→ **Task details**
Print every entry exactly as written and exclude all images.

→ **Data to use**
--- START ---
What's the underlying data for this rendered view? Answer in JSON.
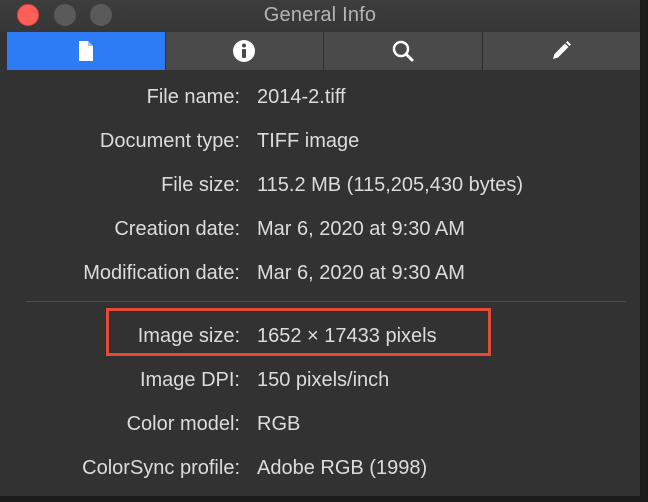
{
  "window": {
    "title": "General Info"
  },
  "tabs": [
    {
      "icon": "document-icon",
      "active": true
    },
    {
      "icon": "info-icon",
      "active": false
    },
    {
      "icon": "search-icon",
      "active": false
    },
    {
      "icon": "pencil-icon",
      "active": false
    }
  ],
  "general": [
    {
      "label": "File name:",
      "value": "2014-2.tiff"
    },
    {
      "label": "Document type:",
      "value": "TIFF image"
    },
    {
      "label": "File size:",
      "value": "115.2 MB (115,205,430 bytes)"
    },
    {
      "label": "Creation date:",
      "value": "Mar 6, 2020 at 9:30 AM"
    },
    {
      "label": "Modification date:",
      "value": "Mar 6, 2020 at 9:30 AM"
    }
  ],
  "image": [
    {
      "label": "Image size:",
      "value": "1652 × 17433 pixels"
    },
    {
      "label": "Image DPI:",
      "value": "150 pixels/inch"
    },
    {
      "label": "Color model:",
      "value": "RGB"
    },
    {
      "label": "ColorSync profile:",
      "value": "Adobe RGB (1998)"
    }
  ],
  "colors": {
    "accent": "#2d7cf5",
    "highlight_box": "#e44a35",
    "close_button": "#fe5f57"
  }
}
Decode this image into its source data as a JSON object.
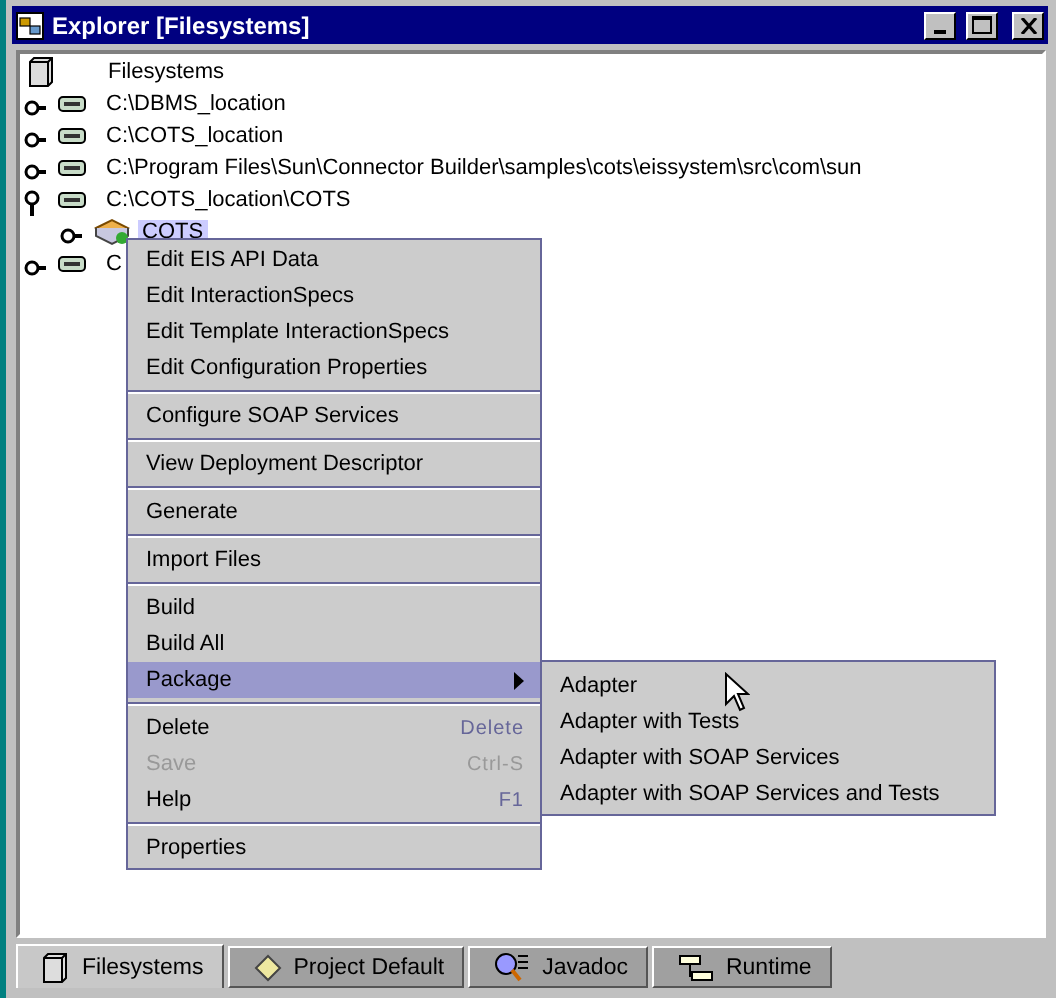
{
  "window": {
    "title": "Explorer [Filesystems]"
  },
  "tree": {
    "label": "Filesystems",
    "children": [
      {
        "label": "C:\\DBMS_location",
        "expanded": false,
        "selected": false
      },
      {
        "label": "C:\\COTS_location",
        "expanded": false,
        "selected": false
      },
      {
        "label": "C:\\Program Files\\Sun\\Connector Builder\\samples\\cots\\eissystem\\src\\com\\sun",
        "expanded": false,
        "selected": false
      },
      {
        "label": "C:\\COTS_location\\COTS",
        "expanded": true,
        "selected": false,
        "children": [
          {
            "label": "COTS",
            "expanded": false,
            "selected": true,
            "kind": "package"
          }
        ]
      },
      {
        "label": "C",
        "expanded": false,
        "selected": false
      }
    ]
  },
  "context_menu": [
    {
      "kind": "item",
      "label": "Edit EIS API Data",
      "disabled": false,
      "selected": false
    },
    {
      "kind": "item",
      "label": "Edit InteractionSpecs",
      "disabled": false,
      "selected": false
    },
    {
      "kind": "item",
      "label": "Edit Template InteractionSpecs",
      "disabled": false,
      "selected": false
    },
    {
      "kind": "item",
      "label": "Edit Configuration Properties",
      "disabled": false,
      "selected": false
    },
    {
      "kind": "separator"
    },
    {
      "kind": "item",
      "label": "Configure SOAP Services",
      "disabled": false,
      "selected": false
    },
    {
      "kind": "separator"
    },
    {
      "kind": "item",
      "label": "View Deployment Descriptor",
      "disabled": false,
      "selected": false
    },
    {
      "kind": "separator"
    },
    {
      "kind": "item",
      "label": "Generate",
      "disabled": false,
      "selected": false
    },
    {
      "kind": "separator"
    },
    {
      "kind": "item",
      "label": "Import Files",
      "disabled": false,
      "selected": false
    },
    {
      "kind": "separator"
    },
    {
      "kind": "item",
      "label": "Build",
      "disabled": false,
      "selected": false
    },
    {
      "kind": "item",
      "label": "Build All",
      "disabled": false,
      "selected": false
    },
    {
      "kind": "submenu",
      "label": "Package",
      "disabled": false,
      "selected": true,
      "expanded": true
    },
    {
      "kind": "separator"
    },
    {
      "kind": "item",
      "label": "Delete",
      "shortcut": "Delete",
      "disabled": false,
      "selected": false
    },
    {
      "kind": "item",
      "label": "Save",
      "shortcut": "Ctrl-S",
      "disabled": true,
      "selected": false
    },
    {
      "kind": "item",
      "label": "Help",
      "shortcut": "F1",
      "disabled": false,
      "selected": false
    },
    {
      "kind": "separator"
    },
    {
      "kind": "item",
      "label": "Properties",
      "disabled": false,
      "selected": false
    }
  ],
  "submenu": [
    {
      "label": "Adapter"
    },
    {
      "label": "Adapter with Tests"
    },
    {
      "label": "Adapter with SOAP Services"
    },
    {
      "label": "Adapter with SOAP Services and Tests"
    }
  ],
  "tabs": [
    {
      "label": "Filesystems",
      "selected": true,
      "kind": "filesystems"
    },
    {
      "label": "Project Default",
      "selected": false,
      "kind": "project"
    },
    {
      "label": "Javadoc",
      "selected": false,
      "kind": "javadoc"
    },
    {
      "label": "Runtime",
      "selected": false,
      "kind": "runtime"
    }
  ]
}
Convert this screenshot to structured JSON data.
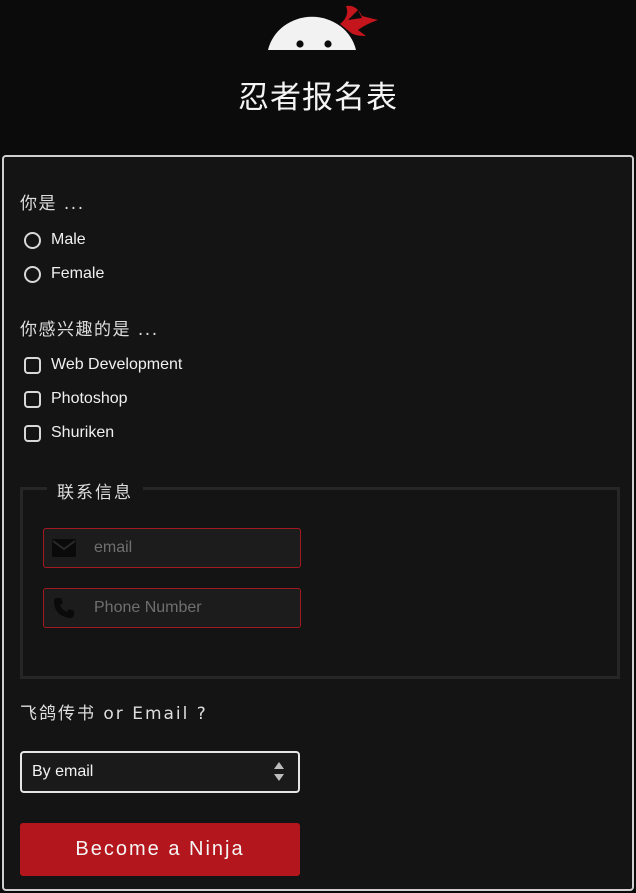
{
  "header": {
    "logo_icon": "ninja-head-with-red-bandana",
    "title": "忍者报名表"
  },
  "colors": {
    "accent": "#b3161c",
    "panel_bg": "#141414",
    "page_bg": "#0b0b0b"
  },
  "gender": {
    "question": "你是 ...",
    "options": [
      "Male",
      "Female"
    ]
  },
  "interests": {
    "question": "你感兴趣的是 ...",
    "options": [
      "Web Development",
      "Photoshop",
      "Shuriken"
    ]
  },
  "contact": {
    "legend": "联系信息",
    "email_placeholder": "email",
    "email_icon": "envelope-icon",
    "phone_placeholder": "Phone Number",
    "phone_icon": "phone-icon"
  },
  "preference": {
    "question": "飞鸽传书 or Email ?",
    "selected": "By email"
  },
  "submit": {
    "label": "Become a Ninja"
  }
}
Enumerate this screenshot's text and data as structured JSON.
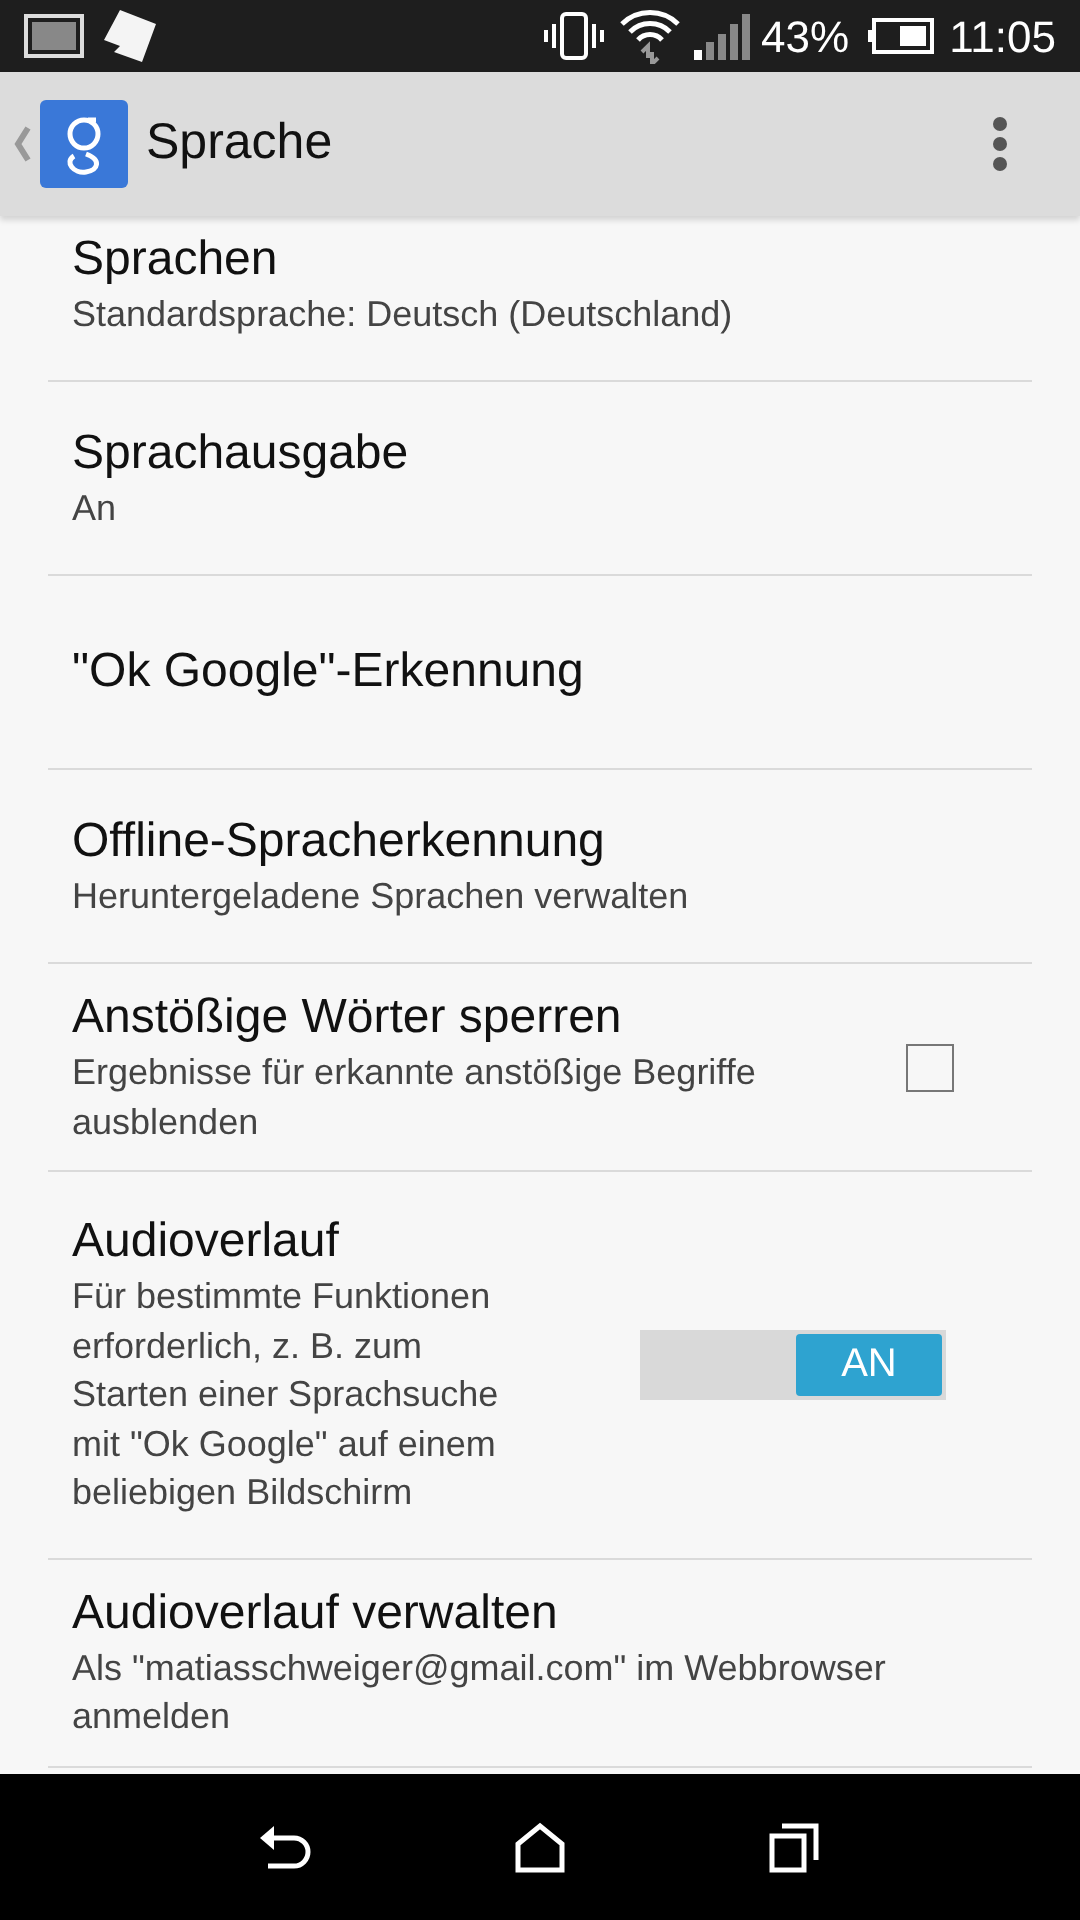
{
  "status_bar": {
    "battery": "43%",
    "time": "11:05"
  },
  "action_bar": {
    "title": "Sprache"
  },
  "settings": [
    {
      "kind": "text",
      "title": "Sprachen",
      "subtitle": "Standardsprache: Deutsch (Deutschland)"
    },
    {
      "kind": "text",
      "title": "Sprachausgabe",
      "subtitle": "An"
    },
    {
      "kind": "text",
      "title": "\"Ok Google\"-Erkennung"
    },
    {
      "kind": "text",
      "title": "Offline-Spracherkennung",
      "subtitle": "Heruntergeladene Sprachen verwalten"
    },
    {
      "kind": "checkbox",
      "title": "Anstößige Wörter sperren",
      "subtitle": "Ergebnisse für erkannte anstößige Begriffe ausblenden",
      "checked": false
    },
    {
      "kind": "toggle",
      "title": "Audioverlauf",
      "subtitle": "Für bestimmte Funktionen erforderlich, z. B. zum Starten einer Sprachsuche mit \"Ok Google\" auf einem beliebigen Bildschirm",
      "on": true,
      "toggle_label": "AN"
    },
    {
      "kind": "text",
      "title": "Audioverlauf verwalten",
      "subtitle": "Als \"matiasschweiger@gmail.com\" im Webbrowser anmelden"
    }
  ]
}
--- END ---
→ **Answer**
What's the underlying data for this rendered view? Answer in JSON.
{
  "window": {
    "title": "General Info"
  },
  "tabs": [
    {
      "icon": "document-icon",
      "active": true
    },
    {
      "icon": "info-icon",
      "active": false
    },
    {
      "icon": "search-icon",
      "active": false
    },
    {
      "icon": "pencil-icon",
      "active": false
    }
  ],
  "general": [
    {
      "label": "File name:",
      "value": "2014-2.tiff"
    },
    {
      "label": "Document type:",
      "value": "TIFF image"
    },
    {
      "label": "File size:",
      "value": "115.2 MB (115,205,430 bytes)"
    },
    {
      "label": "Creation date:",
      "value": "Mar 6, 2020 at 9:30 AM"
    },
    {
      "label": "Modification date:",
      "value": "Mar 6, 2020 at 9:30 AM"
    }
  ],
  "image": [
    {
      "label": "Image size:",
      "value": "1652 × 17433 pixels"
    },
    {
      "label": "Image DPI:",
      "value": "150 pixels/inch"
    },
    {
      "label": "Color model:",
      "value": "RGB"
    },
    {
      "label": "ColorSync profile:",
      "value": "Adobe RGB (1998)"
    }
  ],
  "colors": {
    "accent": "#2d7cf5",
    "highlight_box": "#e44a35",
    "close_button": "#fe5f57"
  }
}
Decode this image into its source data as a JSON object.
{
  "window": {
    "title": "Explorer [Filesystems]"
  },
  "tree": {
    "label": "Filesystems",
    "children": [
      {
        "label": "C:\\DBMS_location",
        "expanded": false,
        "selected": false
      },
      {
        "label": "C:\\COTS_location",
        "expanded": false,
        "selected": false
      },
      {
        "label": "C:\\Program Files\\Sun\\Connector Builder\\samples\\cots\\eissystem\\src\\com\\sun",
        "expanded": false,
        "selected": false
      },
      {
        "label": "C:\\COTS_location\\COTS",
        "expanded": true,
        "selected": false,
        "children": [
          {
            "label": "COTS",
            "expanded": false,
            "selected": true,
            "kind": "package"
          }
        ]
      },
      {
        "label": "C",
        "expanded": false,
        "selected": false
      }
    ]
  },
  "context_menu": [
    {
      "kind": "item",
      "label": "Edit EIS API Data",
      "disabled": false,
      "selected": false
    },
    {
      "kind": "item",
      "label": "Edit InteractionSpecs",
      "disabled": false,
      "selected": false
    },
    {
      "kind": "item",
      "label": "Edit Template InteractionSpecs",
      "disabled": false,
      "selected": false
    },
    {
      "kind": "item",
      "label": "Edit Configuration Properties",
      "disabled": false,
      "selected": false
    },
    {
      "kind": "separator"
    },
    {
      "kind": "item",
      "label": "Configure SOAP Services",
      "disabled": false,
      "selected": false
    },
    {
      "kind": "separator"
    },
    {
      "kind": "item",
      "label": "View Deployment Descriptor",
      "disabled": false,
      "selected": false
    },
    {
      "kind": "separator"
    },
    {
      "kind": "item",
      "label": "Generate",
      "disabled": false,
      "selected": false
    },
    {
      "kind": "separator"
    },
    {
      "kind": "item",
      "label": "Import Files",
      "disabled": false,
      "selected": false
    },
    {
      "kind": "separator"
    },
    {
      "kind": "item",
      "label": "Build",
      "disabled": false,
      "selected": false
    },
    {
      "kind": "item",
      "label": "Build All",
      "disabled": false,
      "selected": false
    },
    {
      "kind": "submenu",
      "label": "Package",
      "disabled": false,
      "selected": true,
      "expanded": true
    },
    {
      "kind": "separator"
    },
    {
      "kind": "item",
      "label": "Delete",
      "shortcut": "Delete",
      "disabled": false,
      "selected": false
    },
    {
      "kind": "item",
      "label": "Save",
      "shortcut": "Ctrl-S",
      "disabled": true,
      "selected": false
    },
    {
      "kind": "item",
      "label": "Help",
      "shortcut": "F1",
      "disabled": false,
      "selected": false
    },
    {
      "kind": "separator"
    },
    {
      "kind": "item",
      "label": "Properties",
      "disabled": false,
      "selected": false
    }
  ],
  "submenu": [
    {
      "label": "Adapter"
    },
    {
      "label": "Adapter with Tests"
    },
    {
      "label": "Adapter with SOAP Services"
    },
    {
      "label": "Adapter with SOAP Services and Tests"
    }
  ],
  "tabs": [
    {
      "label": "Filesystems",
      "selected": true,
      "kind": "filesystems"
    },
    {
      "label": "Project Default",
      "selected": false,
      "kind": "project"
    },
    {
      "label": "Javadoc",
      "selected": false,
      "kind": "javadoc"
    },
    {
      "label": "Runtime",
      "selected": false,
      "kind": "runtime"
    }
  ]
}
Convert this screenshot to structured JSON data.
{
  "header": {
    "logo_icon": "ninja-head-with-red-bandana",
    "title": "忍者报名表"
  },
  "colors": {
    "accent": "#b3161c",
    "panel_bg": "#141414",
    "page_bg": "#0b0b0b"
  },
  "gender": {
    "question": "你是 ...",
    "options": [
      "Male",
      "Female"
    ]
  },
  "interests": {
    "question": "你感兴趣的是 ...",
    "options": [
      "Web Development",
      "Photoshop",
      "Shuriken"
    ]
  },
  "contact": {
    "legend": "联系信息",
    "email_placeholder": "email",
    "email_icon": "envelope-icon",
    "phone_placeholder": "Phone Number",
    "phone_icon": "phone-icon"
  },
  "preference": {
    "question": "飞鸽传书 or Email ?",
    "selected": "By email"
  },
  "submit": {
    "label": "Become a Ninja"
  }
}
Enumerate this screenshot's text and data as structured JSON.
{
  "status_bar": {
    "battery": "43%",
    "time": "11:05"
  },
  "action_bar": {
    "title": "Sprache"
  },
  "settings": [
    {
      "kind": "text",
      "title": "Sprachen",
      "subtitle": "Standardsprache: Deutsch (Deutschland)"
    },
    {
      "kind": "text",
      "title": "Sprachausgabe",
      "subtitle": "An"
    },
    {
      "kind": "text",
      "title": "\"Ok Google\"-Erkennung"
    },
    {
      "kind": "text",
      "title": "Offline-Spracherkennung",
      "subtitle": "Heruntergeladene Sprachen verwalten"
    },
    {
      "kind": "checkbox",
      "title": "Anstößige Wörter sperren",
      "subtitle": "Ergebnisse für erkannte anstößige Begriffe ausblenden",
      "checked": false
    },
    {
      "kind": "toggle",
      "title": "Audioverlauf",
      "subtitle": "Für bestimmte Funktionen erforderlich, z. B. zum Starten einer Sprachsuche mit \"Ok Google\" auf einem beliebigen Bildschirm",
      "on": true,
      "toggle_label": "AN"
    },
    {
      "kind": "text",
      "title": "Audioverlauf verwalten",
      "subtitle": "Als \"matiasschweiger@gmail.com\" im Webbrowser anmelden"
    }
  ]
}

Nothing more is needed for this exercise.